Exercise prompt: A verbatim copy of the data is wanted, minus any picture in it.

Material for this exercise:
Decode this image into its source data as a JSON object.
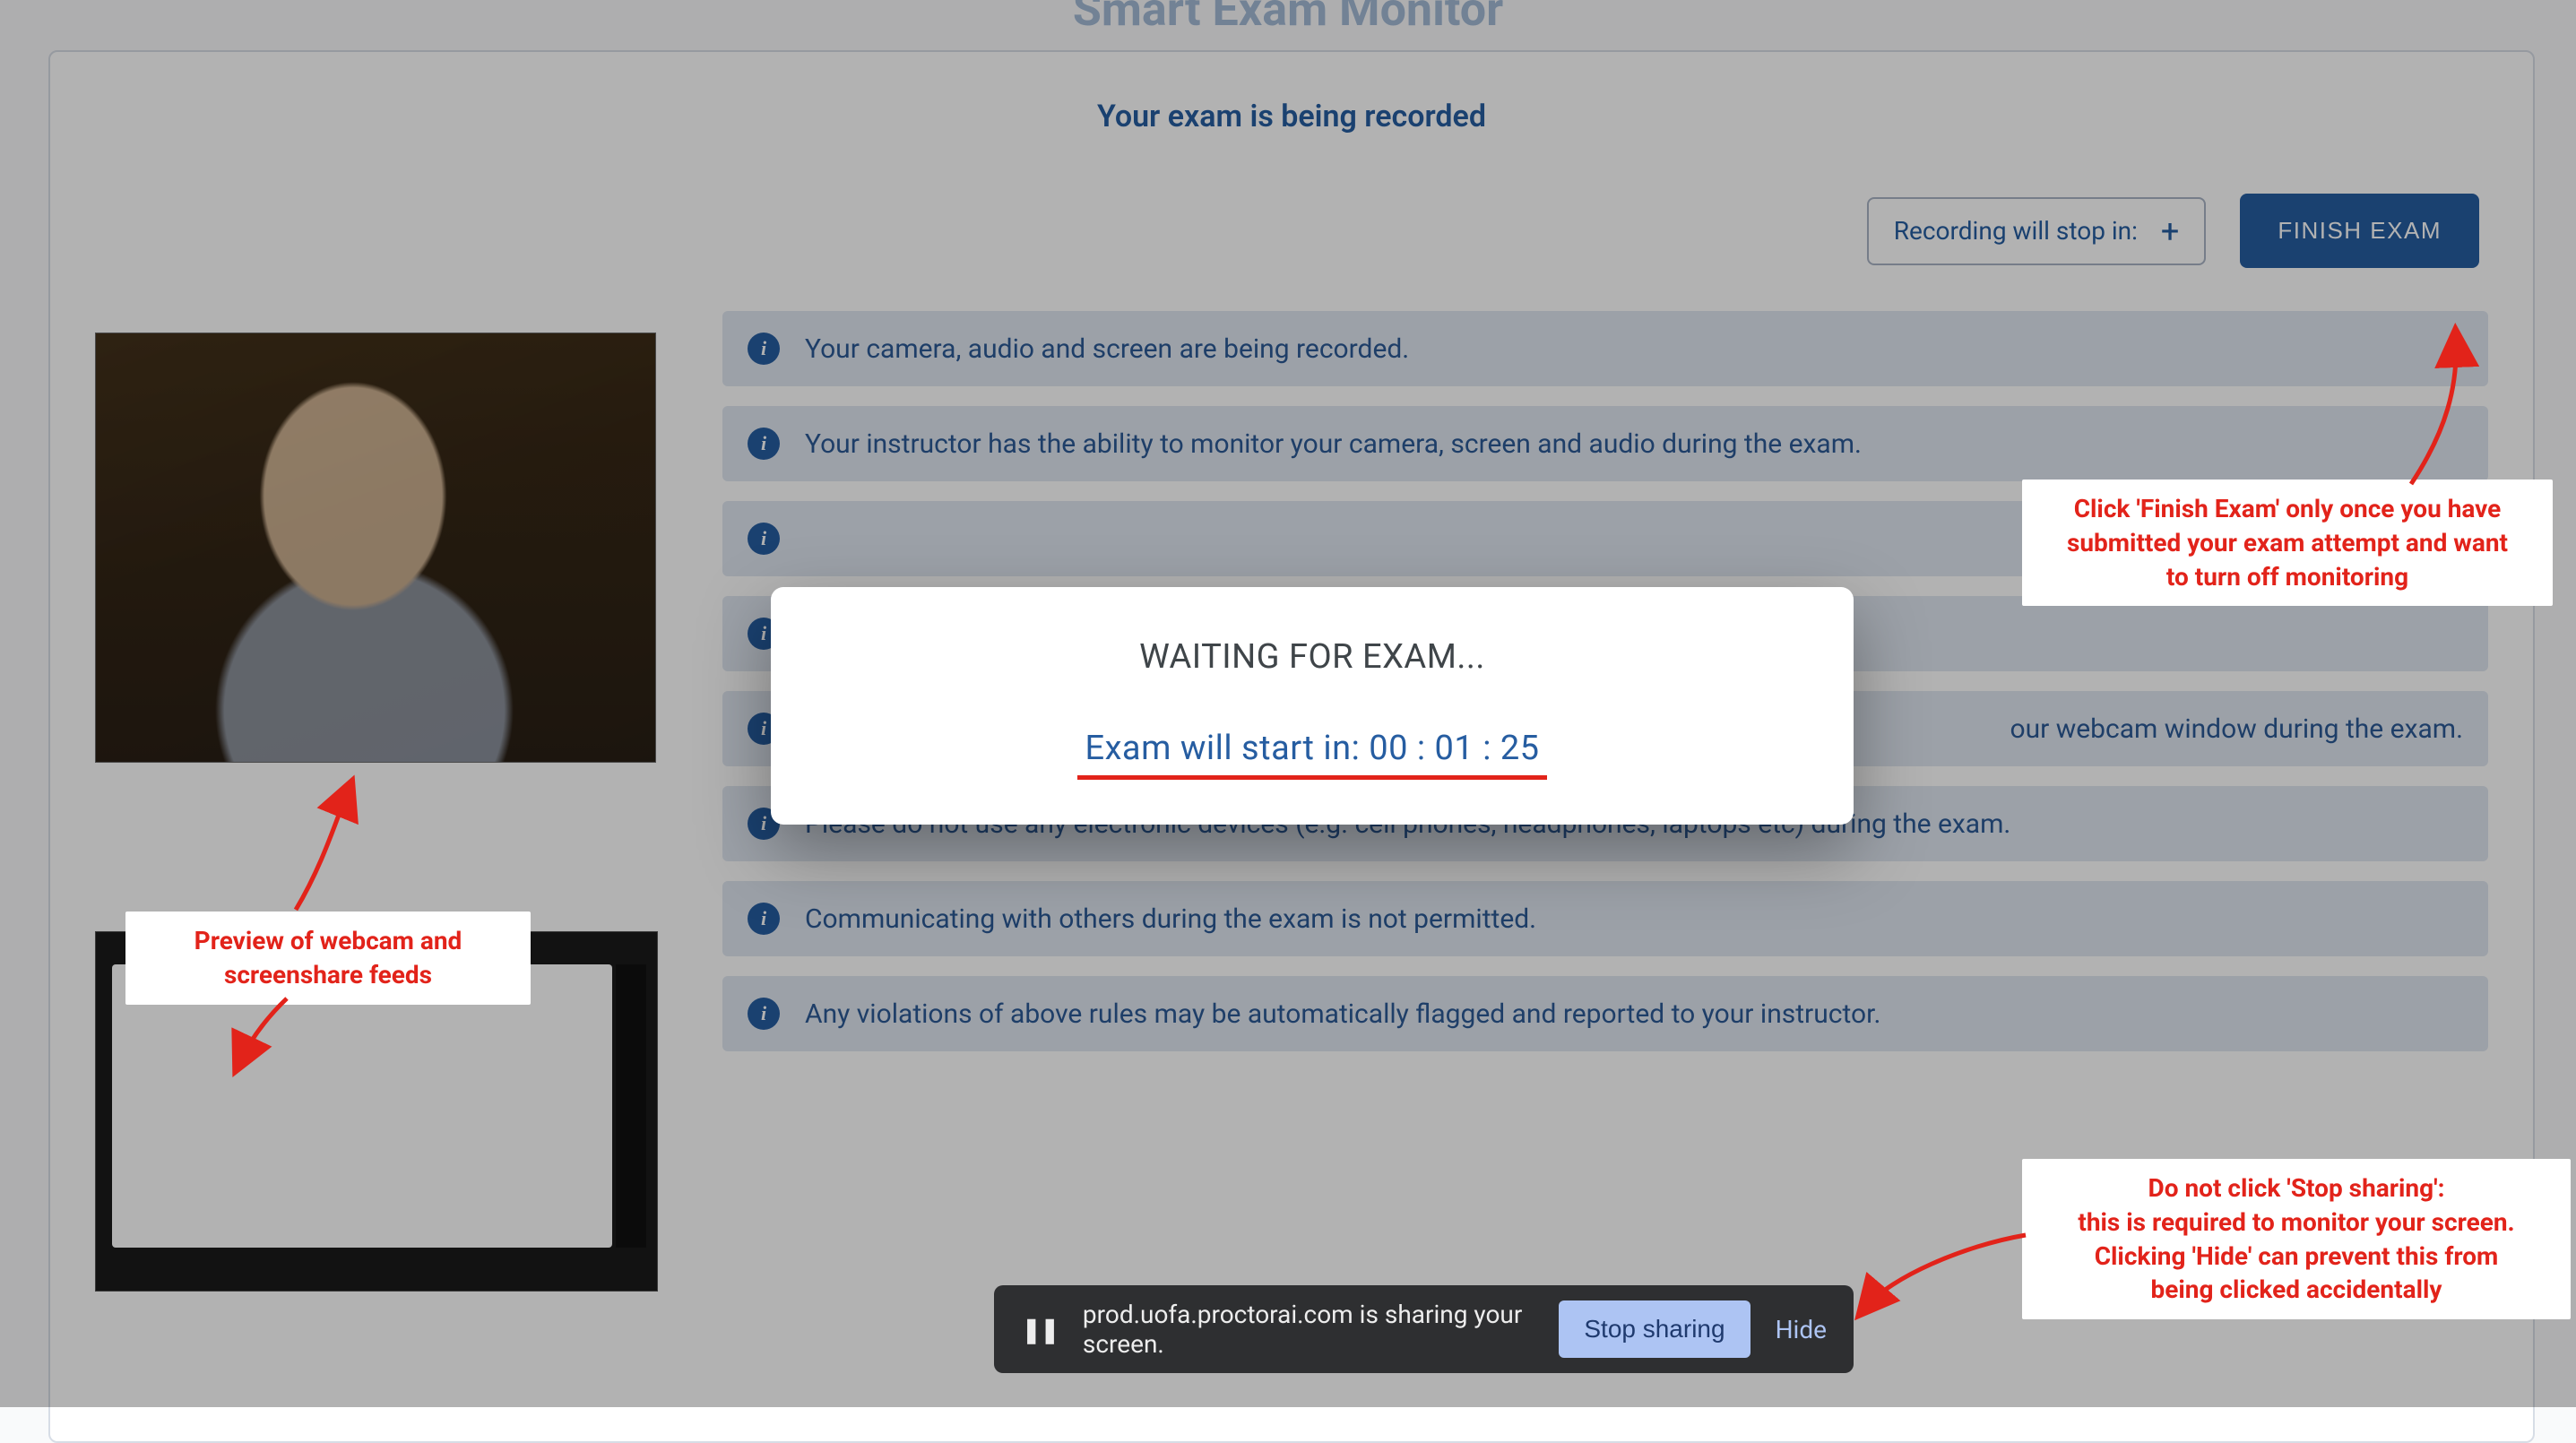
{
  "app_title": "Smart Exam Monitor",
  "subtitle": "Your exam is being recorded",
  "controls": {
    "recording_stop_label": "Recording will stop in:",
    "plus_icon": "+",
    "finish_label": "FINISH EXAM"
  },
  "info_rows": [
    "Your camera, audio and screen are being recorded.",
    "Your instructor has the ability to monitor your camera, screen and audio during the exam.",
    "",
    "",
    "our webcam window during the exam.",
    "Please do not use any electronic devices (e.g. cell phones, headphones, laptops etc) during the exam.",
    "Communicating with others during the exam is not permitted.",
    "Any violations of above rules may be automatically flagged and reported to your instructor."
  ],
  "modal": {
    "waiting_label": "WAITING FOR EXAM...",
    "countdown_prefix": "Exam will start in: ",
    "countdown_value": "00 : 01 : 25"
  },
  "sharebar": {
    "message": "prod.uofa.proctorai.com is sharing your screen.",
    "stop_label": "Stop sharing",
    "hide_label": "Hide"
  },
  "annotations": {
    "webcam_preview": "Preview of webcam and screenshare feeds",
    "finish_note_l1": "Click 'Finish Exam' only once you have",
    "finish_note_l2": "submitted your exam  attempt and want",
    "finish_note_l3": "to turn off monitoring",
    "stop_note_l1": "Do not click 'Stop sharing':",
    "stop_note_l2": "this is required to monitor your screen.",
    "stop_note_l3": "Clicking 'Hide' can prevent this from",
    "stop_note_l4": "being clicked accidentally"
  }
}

Answer space:
Decode this image into its source data as a JSON object.
{
  "app_title": "Smart Exam Monitor",
  "subtitle": "Your exam is being recorded",
  "controls": {
    "recording_stop_label": "Recording will stop in:",
    "plus_icon": "+",
    "finish_label": "FINISH EXAM"
  },
  "info_rows": [
    "Your camera, audio and screen are being recorded.",
    "Your instructor has the ability to monitor your camera, screen and audio during the exam.",
    "",
    "",
    "our webcam window during the exam.",
    "Please do not use any electronic devices (e.g. cell phones, headphones, laptops etc) during the exam.",
    "Communicating with others during the exam is not permitted.",
    "Any violations of above rules may be automatically flagged and reported to your instructor."
  ],
  "modal": {
    "waiting_label": "WAITING FOR EXAM...",
    "countdown_prefix": "Exam will start in: ",
    "countdown_value": "00 : 01 : 25"
  },
  "sharebar": {
    "message": "prod.uofa.proctorai.com is sharing your screen.",
    "stop_label": "Stop sharing",
    "hide_label": "Hide"
  },
  "annotations": {
    "webcam_preview": "Preview of webcam and screenshare feeds",
    "finish_note_l1": "Click 'Finish Exam' only once you have",
    "finish_note_l2": "submitted your exam  attempt and want",
    "finish_note_l3": "to turn off monitoring",
    "stop_note_l1": "Do not click 'Stop sharing':",
    "stop_note_l2": "this is required to monitor your screen.",
    "stop_note_l3": "Clicking 'Hide' can prevent this from",
    "stop_note_l4": "being clicked accidentally"
  }
}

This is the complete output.